Cambodia – the beginning

I anticipated this tripĀ  for the past 6-7 months, since I heard about the opportunity at the Gigot Center at Notre Dame offering a social internship with one of the partner organizations in multiple countries (South Africa, Cambodia, Haiti, Kenya, and Jamaica). A few of my classmates had an amazing experience last summer, and I thought it could be a great way to finish my Notre Dame MBA adventure.

It is my second week in Cambodia, and so far my stay has been full of interesting experiences, extensive travel, and gradual adjustment. Hence, my well overdue fist post. My main purpose for the trip is to help a Cambodian-American social enterprise, PEPY Tours, discover and design a new business segment and revise and structure the company’s internal policies. It is not an impossible task for an MBA and I am excited and eager to help, though I suspect I also have a great deal to learn from PEPY, Cambodia, and its people during my short 10 week stay. PEPY has a very interesting, yet not an uncommon story. It started when back in 2006 an ND grad went on a bike tour across Cambodia to fund-raise money to build a school, solve a problem of poor/insufficient education in Cambodia, and continue saving the world. Since then, the organization went through a series of metamorphoses: from building schools and offering volunteer trips to building teachers’ capacity, empowering and supporting Cambodian youth, and offering educational adventures tours while strongly advocating for responsible tourism. During the past 6 years PEPY greatly matured and became two organizations: an NGO (supporting education), and a social enterprise (tour operator that inspires responsible travel). I am working with a for-profit arm of PEPY, a very inspiring and enthusiastic group of people.

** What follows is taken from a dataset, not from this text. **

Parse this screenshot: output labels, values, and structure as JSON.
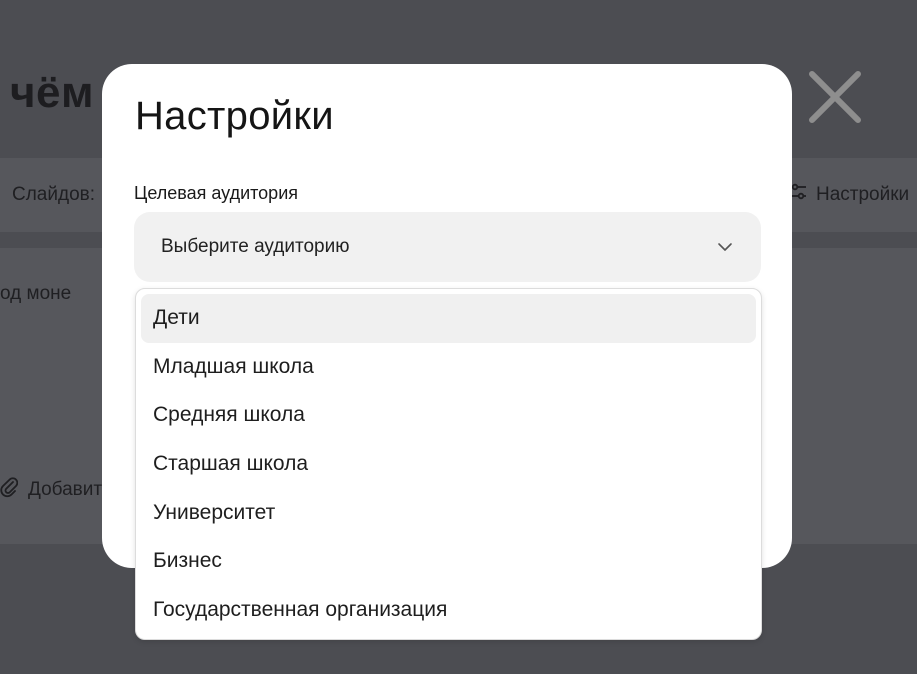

I’m stationed in Siem Reap, the most visited town by tourists due to Angkor Wat, the biggest religious monument and so-called the 8th Wonder of the World. Fortunately for me, it is a low&wet season, and the town is not overflown with thousands of tourists who usually stay no more than 2 days in Siem Reap. I have to admit I was ready to a much more rural and less developed (in a western sense) environment. It still has only a few main streets and can be crossed over in less than 20 min, and a 2 min bike ride from my office reveals more common rural sites. Riddled with budgets guest houses and 4-5 star hotels, Siem Reap is not only a mecca for tourists but also for hundreds of international NGOs who collectively are trying to make Cambodia a better place to live. The question however is for who? The expat community in Cambodia lives quite comfortably, saving the world, opening new businesses, and enjoying low-cost luxuries (posh restaurants. trendy cafes, and spacious housing) that are not affordable to the Cambodian population. Everything in this town is geared for tourists and westerners, and while it is true that it creates more local jobs, the money doesn’t stay in the region making it one of the poorest provinces in the country. Cambodians understand this trend, a young waiter in our guest house who is a university student studying English shared with us his dream of opening a nice restaurant in Siem Reap serving foreigners. I can’t complain much, my student budget is sufficient to enjoy the summer and explore the country. However, I am trying to be more cognizant to support locally owned businesses – an already noticeable influence on me by PEPY Tours’ strong advocacy for responsible tourism. I greatly enjoy my Khmer food (it deserves a separate post) lunches in a local cafe around the corner from our office and we live in a Cambodian family owned guest house.

More posts to come soon!